Cold War – General
Aug 30, 2017 | Briefing Book br>
Officials in 1960s Sought Studies of “Longer-term Consequences of Nuclear Attacks on the Health of People or on Their Living Environment”
1953 Iran Coup: New U.S. Documents Confirm British Approached U.S. in Late 1952 About Ousting MosaddeqAug 8, 2017 | Briefing Book br>
Washington, D.C., August 8, 2017 – The British Foreign Office approached the Truman administration on more than one occasion in late 1952 to propose a coup to overthrow Iranian Prime Minister Mohammad Mosaddeq, according to freshly declassified State Department documents. Posted today for the first time, two previously Top-Secret memoranda from senior officials at State refer to a series of communications and meetings beginning in October 1952 in which British officials tried to win U.S. approval of Mosaddeq’s ouster.
Jul 20, 2017 | Briefing Book br>

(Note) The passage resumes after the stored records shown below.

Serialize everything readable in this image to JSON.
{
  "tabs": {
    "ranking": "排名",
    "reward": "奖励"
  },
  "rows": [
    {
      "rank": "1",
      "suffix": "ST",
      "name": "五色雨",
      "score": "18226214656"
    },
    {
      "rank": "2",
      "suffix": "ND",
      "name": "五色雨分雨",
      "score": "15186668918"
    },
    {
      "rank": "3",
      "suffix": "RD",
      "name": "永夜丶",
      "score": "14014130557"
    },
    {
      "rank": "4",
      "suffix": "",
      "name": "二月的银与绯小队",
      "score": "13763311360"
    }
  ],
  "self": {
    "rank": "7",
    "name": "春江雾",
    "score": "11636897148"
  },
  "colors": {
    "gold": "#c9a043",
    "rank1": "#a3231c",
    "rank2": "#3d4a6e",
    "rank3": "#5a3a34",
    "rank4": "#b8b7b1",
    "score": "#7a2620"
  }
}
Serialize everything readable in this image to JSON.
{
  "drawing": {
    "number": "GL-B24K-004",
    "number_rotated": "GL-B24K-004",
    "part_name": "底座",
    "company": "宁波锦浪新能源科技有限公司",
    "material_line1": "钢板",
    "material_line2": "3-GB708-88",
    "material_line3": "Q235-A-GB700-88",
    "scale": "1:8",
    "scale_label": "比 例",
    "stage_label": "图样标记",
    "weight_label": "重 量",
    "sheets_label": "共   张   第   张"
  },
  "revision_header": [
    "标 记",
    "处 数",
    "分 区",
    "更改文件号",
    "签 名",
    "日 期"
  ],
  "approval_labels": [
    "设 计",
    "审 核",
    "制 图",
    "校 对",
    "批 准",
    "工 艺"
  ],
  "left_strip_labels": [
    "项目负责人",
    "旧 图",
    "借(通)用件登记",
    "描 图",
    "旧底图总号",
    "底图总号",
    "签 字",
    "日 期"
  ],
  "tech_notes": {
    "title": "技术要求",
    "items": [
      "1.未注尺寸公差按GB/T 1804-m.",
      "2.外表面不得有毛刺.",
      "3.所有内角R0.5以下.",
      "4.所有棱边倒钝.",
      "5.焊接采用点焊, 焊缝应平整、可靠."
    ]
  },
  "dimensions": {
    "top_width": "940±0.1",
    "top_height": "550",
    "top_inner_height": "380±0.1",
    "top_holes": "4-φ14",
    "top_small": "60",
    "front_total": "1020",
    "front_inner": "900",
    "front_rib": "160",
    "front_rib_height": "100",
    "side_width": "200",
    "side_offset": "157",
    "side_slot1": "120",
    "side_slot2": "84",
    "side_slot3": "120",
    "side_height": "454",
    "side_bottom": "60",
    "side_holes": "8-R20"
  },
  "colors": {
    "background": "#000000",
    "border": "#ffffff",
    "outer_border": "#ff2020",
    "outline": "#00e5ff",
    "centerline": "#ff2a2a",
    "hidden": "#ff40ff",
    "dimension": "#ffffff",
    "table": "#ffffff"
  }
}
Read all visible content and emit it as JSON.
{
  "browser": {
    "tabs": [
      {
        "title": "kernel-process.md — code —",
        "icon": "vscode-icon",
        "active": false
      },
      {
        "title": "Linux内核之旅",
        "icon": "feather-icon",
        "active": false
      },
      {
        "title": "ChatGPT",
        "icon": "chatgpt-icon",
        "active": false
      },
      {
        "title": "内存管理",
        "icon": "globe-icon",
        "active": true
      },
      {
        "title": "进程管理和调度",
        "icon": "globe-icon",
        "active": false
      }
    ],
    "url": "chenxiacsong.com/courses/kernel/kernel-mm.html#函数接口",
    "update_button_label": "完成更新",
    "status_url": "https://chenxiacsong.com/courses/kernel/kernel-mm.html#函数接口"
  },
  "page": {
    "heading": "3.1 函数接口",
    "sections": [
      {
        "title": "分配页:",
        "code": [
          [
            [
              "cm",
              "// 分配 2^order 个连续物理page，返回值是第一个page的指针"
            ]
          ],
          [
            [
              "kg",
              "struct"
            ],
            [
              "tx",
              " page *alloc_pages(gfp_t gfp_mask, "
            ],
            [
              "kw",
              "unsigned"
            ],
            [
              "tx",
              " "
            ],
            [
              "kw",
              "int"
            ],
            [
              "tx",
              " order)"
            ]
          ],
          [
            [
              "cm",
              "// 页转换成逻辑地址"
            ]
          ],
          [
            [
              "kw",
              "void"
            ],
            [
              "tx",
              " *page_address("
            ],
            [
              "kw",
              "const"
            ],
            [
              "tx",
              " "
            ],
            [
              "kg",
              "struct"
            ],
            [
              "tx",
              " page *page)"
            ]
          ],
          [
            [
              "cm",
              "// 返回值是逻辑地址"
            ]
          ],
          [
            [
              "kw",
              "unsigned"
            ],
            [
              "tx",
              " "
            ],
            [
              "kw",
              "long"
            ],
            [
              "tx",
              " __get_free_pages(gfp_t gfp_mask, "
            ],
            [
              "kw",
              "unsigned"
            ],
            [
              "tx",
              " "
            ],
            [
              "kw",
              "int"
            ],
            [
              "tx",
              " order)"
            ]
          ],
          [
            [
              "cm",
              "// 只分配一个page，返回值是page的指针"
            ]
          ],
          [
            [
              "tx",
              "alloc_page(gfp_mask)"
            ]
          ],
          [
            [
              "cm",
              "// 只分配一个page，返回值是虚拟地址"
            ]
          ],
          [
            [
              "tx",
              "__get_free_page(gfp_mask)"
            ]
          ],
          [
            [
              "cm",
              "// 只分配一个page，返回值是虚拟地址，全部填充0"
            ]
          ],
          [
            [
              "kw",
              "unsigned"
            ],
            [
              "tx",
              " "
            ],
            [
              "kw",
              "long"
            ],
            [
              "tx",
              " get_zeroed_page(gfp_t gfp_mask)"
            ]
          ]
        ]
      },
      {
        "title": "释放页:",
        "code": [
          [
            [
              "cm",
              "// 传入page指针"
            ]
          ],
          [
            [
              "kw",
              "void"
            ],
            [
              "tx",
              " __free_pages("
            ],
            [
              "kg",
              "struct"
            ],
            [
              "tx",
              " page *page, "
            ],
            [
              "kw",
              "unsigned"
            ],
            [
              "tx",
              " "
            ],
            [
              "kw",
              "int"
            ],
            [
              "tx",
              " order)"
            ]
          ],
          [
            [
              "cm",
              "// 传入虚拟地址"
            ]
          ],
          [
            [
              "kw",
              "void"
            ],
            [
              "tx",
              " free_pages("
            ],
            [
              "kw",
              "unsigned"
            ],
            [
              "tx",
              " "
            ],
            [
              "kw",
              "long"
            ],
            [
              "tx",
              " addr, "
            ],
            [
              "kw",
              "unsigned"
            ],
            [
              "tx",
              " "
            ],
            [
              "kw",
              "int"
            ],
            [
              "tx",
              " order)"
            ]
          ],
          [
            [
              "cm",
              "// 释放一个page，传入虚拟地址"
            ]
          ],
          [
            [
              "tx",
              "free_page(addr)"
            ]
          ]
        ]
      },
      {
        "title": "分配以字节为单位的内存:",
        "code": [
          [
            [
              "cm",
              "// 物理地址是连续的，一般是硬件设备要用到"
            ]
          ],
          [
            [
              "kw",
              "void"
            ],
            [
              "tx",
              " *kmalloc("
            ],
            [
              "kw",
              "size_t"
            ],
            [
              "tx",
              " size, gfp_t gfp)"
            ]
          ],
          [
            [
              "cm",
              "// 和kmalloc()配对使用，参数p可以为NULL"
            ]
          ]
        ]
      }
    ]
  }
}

Washington D.C., July 20, 2017 – During a frank conversation with Washington Post reporter Murrey Marder in early 1967, Vice President Hubert H. Humphrey said that “he is no longer sure he was right” when he initially supported decisions to bomb North Vietnam in 1965. The bombing of North Vietnam had “poisoned the atmosphere” by alienating people who would otherwise be supportive of the Vietnam War and by substantiating North Vietnamese propaganda.
May 10, 2017 | Briefing Book br>
Washington D.C., May 10, 2017 – The United States’ cautious response to the unexpectedly powerful popular uprising in Hungary in 1956 grew out of the Eisenhower administration’s policy of “keeping the pot boiling” in Eastern Europe without having it “boil over” into a possible nuclear conflict, according to an unpublished Defense Department historical study posted for the first time by the National Security Archive at The George Washington University.
Eisenhower Concluded Neither U.S. Military Operations Nor Popular Uprisings Were Feasible in Soviet-Controlled Eastern Europe, Despite “Rollback” RhetoricFeb 28, 2017 | Briefing Book br>
Washington, D.C. February 28, 2017 - President Dwight D. Eisenhower ruled out military intervention in Eastern Europe early in his administration, despite campaign rhetoric about rolling back world Communism, according to a U.S. Defense Department draft history published today by the National Security Archive. Fear of provoking war with the Soviet Union drove the decision, the study finds, based on research in a variety of government and public sources.
Feb 7, 2017 | Briefing Book br>
Washington, D.C. February 7, 2017 – CIA covert aid to Italy continued well after the agency’s involvement in the 1948 elections – into the early 1960s – averaging around $5 million a year, according to a draft Defense Department historical study published today for the first time by the National Security Archive at The George Washington University.
Jan 23, 2017 | Briefing Book br>
Washington D.C., January 23, 2017 – The historic summit meetings between Soviet leader Mikhail Gorbachev and two U.S. presidents, Ronald Reagan and George H.W. Bush, built an intensive learning process on both sides that ended the Cold War, but missed numerous other opportunities to make the world safer, according to the new book, The Last Superpower Summits, featured today in the Washington History Seminar at the Wilson Center.
Dec 20, 2016 | Briefing Book br>
Washington, D.C., December 20, 2016 – Soviet missile and space programs were among the most frequent topics briefed to the president of the United States by U.S. intelligence during the administrations of John F. Kennedy, Lyndon B. Johnson, Richard M. Nixon, and Gerald R. Ford, according to a review of recently declassified excerpts of the President’s Daily Brief posted today by the National Security Archive at The George Washington University.
Nov 18, 2016 | Briefing Book br>
Echoes of the 1956 Hungarian Revolt in Romania, 60 Years After By Corina Snitar
Oct 31, 2016 | Briefing Book br>
Washington, D.C. October 31, 2016 - The CIA today released the long-contested Volume V of its official history of the Bay of Pigs invasion, which it had successfully concealed until now by claiming that it was a “draft” and could be withheld from the public under the FOIA’s "deliberative process" privilege.